*YOUR GOAL*
Lines that include the string "kind" are the ones to copy from the entries below.

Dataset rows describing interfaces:
******************************
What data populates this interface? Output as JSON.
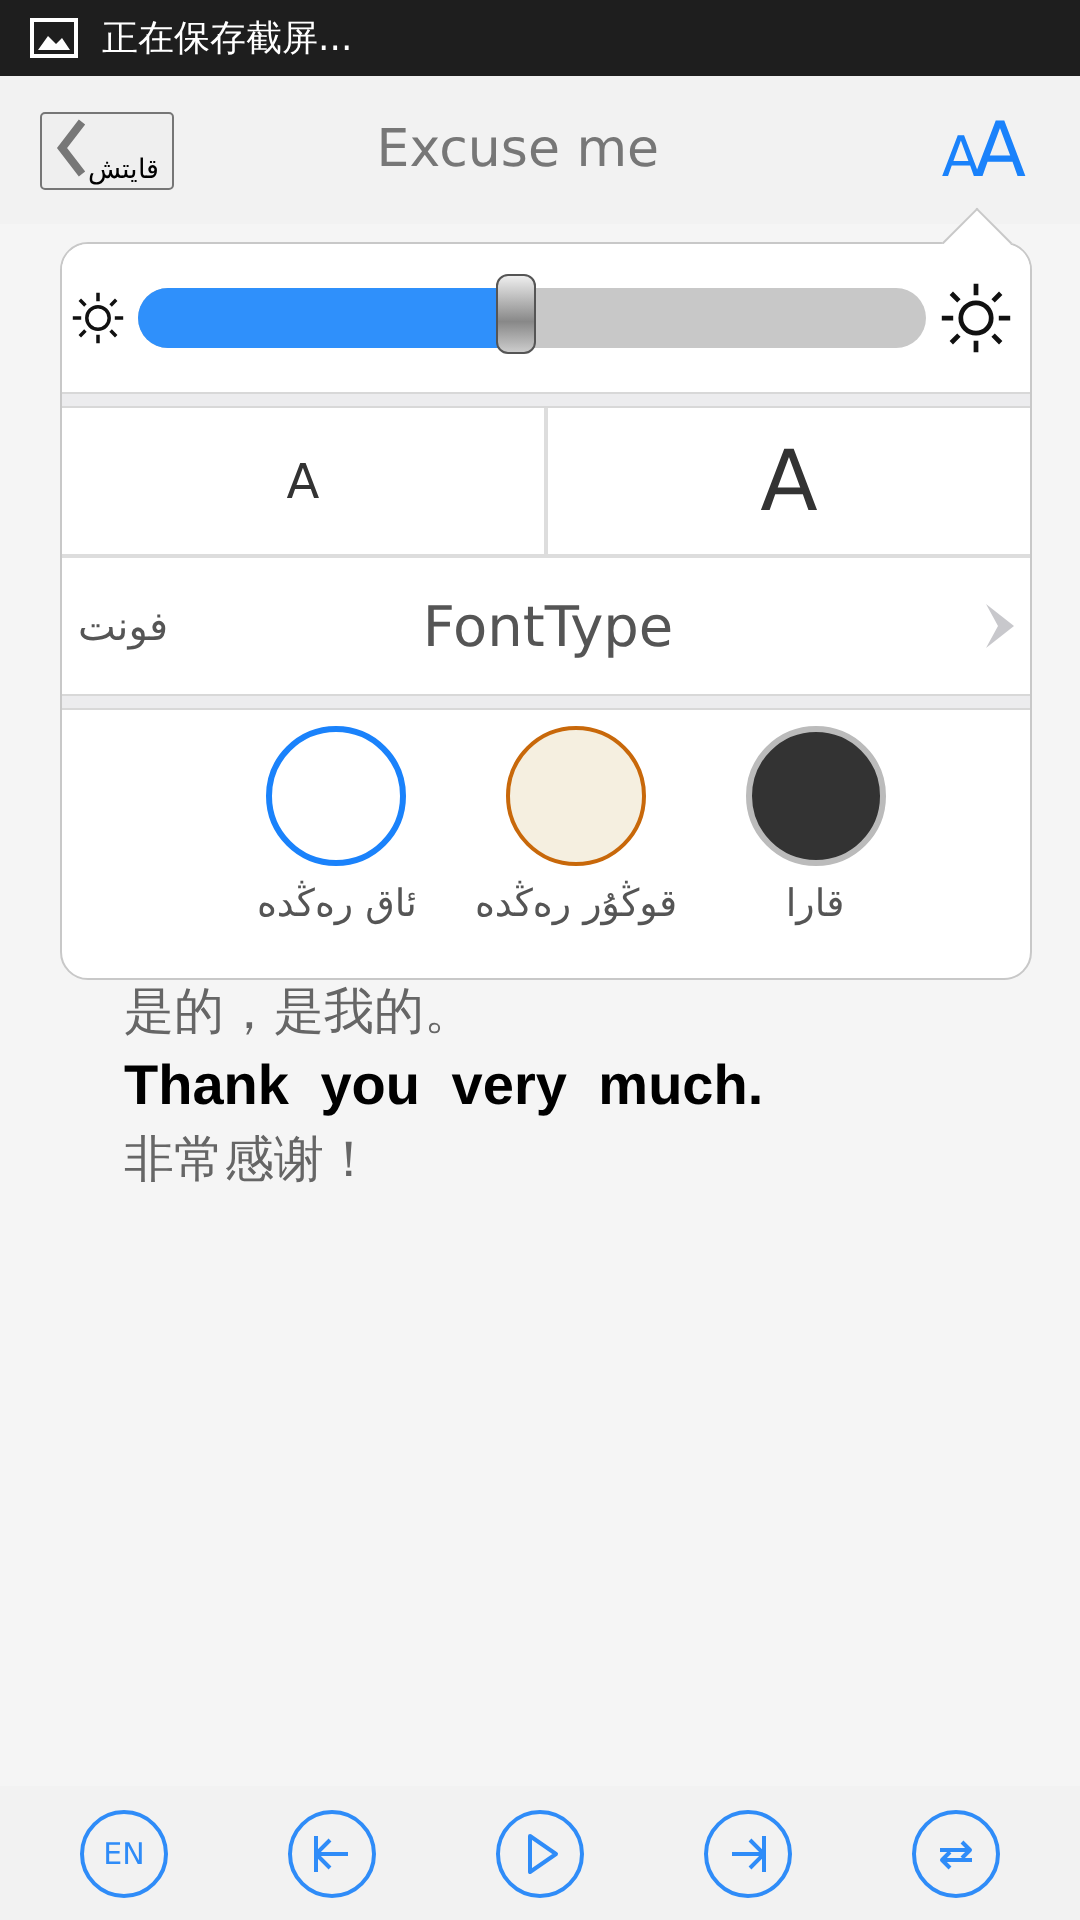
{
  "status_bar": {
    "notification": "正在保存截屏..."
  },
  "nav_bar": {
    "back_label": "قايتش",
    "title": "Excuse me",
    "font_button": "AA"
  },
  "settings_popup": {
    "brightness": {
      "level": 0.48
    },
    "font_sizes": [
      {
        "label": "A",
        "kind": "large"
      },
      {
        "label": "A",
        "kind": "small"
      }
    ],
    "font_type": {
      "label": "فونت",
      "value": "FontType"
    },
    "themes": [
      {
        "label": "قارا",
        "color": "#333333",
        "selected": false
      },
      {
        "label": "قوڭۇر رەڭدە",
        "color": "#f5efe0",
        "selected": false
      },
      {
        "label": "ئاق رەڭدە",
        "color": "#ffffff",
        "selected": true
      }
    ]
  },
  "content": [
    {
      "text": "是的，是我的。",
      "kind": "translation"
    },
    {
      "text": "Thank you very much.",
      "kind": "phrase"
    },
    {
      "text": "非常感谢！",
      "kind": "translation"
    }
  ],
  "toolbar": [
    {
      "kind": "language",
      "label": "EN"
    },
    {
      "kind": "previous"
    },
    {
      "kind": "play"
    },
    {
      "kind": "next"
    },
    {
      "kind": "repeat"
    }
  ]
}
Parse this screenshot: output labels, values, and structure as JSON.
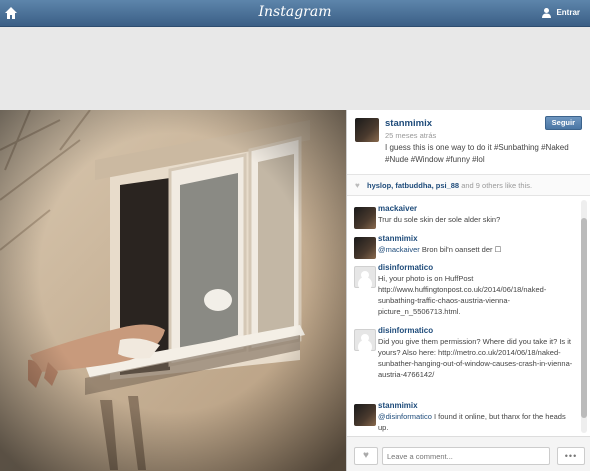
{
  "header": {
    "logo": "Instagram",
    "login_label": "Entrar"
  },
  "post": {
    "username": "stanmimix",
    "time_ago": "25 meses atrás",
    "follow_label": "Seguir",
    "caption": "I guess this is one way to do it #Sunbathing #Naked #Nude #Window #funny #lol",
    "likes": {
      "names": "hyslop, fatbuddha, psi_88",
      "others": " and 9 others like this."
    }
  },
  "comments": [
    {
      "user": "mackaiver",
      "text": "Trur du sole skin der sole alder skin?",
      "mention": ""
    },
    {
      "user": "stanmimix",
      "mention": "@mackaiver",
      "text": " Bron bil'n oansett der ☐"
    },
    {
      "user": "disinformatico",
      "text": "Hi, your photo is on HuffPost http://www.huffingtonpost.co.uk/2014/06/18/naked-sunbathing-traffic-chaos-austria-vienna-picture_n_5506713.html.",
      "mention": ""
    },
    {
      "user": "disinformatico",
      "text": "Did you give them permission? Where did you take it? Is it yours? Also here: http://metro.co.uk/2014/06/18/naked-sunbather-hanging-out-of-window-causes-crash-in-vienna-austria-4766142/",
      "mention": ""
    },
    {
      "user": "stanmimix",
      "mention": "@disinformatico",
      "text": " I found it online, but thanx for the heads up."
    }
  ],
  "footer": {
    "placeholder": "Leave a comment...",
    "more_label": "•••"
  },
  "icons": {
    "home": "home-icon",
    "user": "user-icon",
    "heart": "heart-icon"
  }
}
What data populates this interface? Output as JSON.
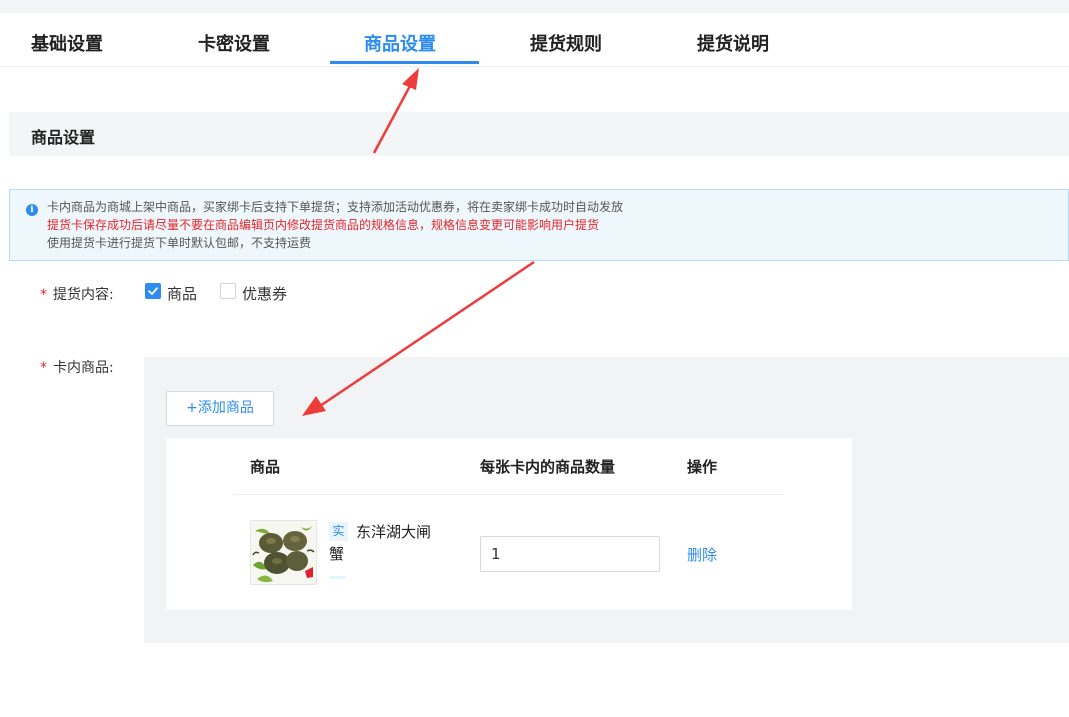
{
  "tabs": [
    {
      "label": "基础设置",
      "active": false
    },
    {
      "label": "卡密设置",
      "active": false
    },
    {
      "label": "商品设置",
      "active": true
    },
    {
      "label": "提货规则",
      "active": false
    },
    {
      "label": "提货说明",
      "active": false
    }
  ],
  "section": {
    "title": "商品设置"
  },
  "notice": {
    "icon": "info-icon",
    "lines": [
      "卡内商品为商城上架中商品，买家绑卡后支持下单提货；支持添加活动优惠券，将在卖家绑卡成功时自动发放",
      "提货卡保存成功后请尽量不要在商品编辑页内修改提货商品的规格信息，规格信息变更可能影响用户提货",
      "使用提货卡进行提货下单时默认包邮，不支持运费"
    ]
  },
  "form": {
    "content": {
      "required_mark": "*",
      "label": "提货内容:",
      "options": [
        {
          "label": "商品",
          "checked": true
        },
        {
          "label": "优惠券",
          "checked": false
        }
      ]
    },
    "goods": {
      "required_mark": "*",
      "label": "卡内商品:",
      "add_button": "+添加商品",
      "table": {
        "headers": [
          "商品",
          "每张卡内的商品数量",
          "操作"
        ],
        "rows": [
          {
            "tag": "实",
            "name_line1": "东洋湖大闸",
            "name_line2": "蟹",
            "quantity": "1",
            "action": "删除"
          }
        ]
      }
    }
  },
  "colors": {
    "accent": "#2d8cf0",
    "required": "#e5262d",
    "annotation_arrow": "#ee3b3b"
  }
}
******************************
*TASK RESPONSE*
        "kind": "large"
        "kind": "small"
      "kind": "translation"
      "kind": "phrase"
      "kind": "translation"
      "kind": "language",
      "kind": "previous"
      "kind": "play"
      "kind": "next"
      "kind": "repeat"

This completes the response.